::: EXERCISE INPUT :::

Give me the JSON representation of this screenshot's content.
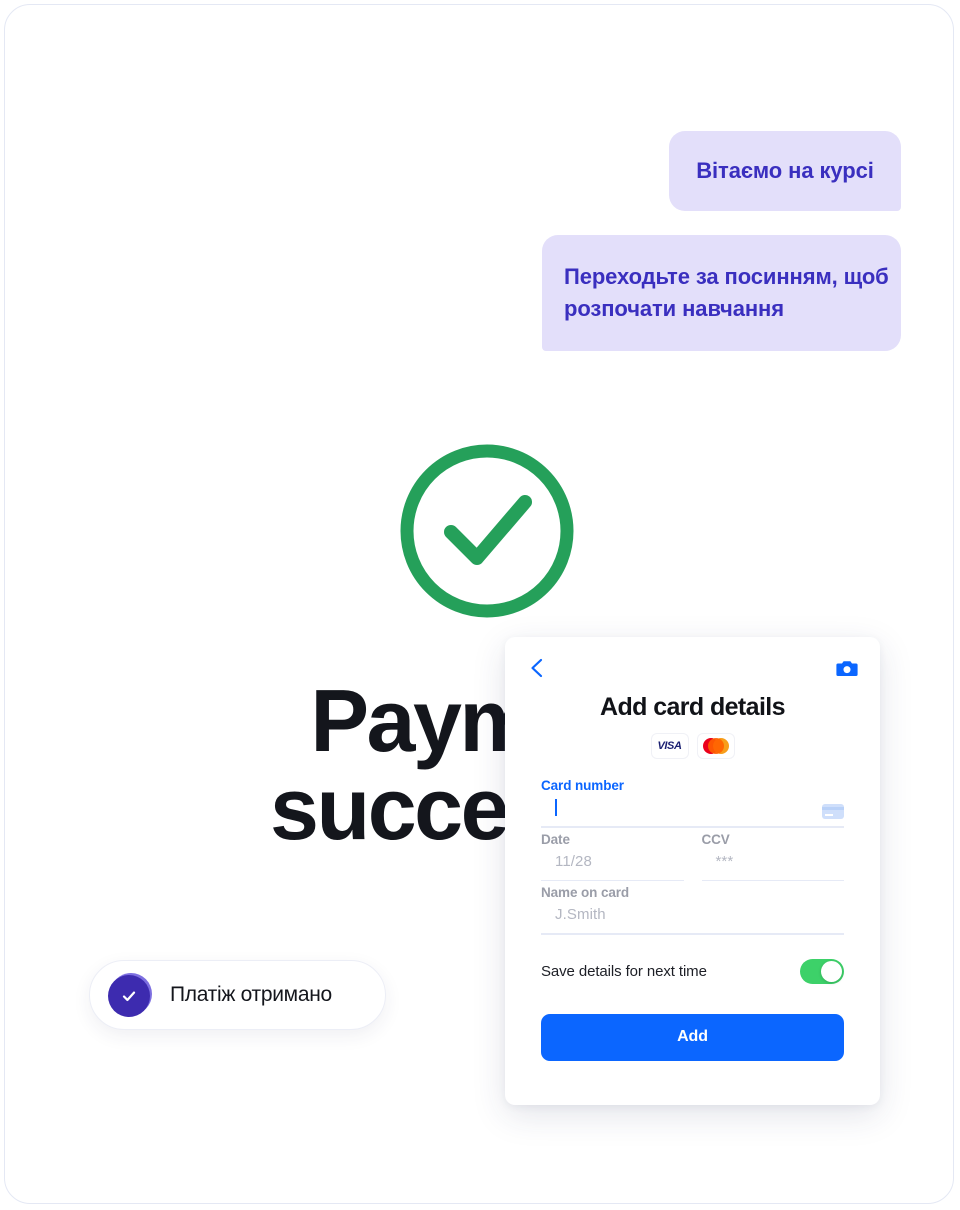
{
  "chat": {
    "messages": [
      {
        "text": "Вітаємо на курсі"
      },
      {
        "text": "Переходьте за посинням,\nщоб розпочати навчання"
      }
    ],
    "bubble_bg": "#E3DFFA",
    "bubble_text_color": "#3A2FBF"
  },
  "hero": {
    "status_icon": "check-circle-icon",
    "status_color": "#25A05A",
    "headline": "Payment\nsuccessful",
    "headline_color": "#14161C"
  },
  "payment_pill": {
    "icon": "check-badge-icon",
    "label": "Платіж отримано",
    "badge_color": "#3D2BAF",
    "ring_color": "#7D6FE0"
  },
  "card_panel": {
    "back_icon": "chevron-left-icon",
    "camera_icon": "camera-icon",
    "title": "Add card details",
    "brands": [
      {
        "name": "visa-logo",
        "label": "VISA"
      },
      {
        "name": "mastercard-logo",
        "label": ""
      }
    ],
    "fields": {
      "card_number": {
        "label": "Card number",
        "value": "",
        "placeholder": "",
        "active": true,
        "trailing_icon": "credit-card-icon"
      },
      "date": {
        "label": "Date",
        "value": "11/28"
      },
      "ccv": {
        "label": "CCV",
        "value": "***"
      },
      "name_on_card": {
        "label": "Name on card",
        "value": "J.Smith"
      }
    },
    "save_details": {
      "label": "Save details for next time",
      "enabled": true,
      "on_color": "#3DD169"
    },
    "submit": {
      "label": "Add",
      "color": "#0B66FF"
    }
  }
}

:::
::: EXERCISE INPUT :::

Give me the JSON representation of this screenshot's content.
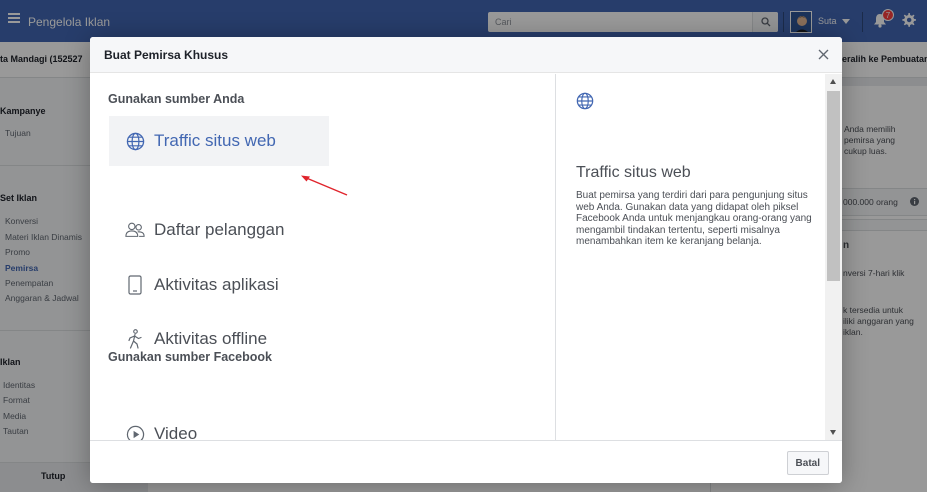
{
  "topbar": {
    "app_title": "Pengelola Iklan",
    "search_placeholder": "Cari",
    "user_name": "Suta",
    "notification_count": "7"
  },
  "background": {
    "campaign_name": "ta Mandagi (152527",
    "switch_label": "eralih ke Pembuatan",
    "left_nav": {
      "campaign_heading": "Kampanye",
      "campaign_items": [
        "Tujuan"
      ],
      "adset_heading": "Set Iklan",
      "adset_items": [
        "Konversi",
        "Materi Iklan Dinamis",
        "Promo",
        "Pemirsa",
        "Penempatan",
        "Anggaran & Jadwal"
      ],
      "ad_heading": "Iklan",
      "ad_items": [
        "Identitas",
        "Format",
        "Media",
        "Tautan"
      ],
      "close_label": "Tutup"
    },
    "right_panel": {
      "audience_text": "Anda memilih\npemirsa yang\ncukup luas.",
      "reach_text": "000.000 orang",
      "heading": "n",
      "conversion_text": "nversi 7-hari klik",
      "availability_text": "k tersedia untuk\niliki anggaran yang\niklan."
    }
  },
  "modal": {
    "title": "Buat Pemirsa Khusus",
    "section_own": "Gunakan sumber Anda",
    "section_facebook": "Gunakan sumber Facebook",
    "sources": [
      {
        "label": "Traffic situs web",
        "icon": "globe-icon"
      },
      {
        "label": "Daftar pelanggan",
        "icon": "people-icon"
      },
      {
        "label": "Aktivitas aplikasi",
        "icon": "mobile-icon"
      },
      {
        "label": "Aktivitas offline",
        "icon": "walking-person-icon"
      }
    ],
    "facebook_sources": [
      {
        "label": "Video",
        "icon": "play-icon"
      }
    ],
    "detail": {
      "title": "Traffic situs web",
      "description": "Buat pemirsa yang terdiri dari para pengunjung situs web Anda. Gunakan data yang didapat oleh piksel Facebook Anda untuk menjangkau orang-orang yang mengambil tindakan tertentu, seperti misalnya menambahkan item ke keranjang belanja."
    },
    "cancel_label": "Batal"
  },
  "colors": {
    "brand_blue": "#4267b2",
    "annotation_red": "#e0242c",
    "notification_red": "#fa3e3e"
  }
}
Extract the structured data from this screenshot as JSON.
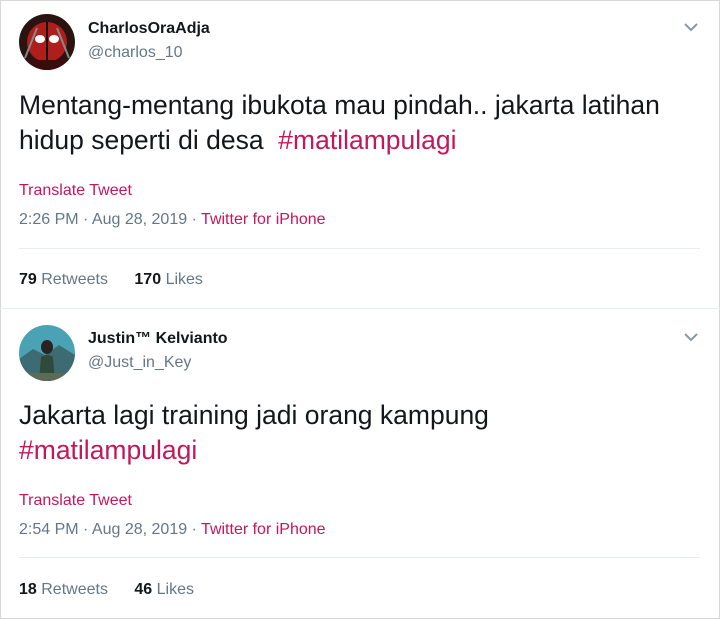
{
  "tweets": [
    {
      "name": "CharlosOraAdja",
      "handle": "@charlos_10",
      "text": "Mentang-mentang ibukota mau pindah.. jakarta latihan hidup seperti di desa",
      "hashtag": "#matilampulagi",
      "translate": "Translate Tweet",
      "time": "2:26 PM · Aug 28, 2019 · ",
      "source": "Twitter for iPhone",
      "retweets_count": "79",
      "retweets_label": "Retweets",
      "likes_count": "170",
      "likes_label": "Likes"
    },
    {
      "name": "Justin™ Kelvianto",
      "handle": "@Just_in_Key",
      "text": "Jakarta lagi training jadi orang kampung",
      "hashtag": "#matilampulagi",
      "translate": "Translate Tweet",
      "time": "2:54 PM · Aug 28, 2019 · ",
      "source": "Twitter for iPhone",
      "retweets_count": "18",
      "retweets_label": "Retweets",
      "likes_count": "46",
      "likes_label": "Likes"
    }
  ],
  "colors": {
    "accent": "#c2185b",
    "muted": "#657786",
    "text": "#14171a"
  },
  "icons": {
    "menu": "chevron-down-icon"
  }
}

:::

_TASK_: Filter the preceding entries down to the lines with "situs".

_WRITTEN SOLUTION_:
        "label": "Traffic situs web",
      "title": "Traffic situs web",
      "description": "Buat pemirsa yang terdiri dari para pengunjung situs web Anda. Gunakan data yang didapat oleh piksel Facebook Anda untuk menjangkau orang-orang yang mengambil tindakan tertentu, seperti misalnya menambahkan item ke keranjang belanja."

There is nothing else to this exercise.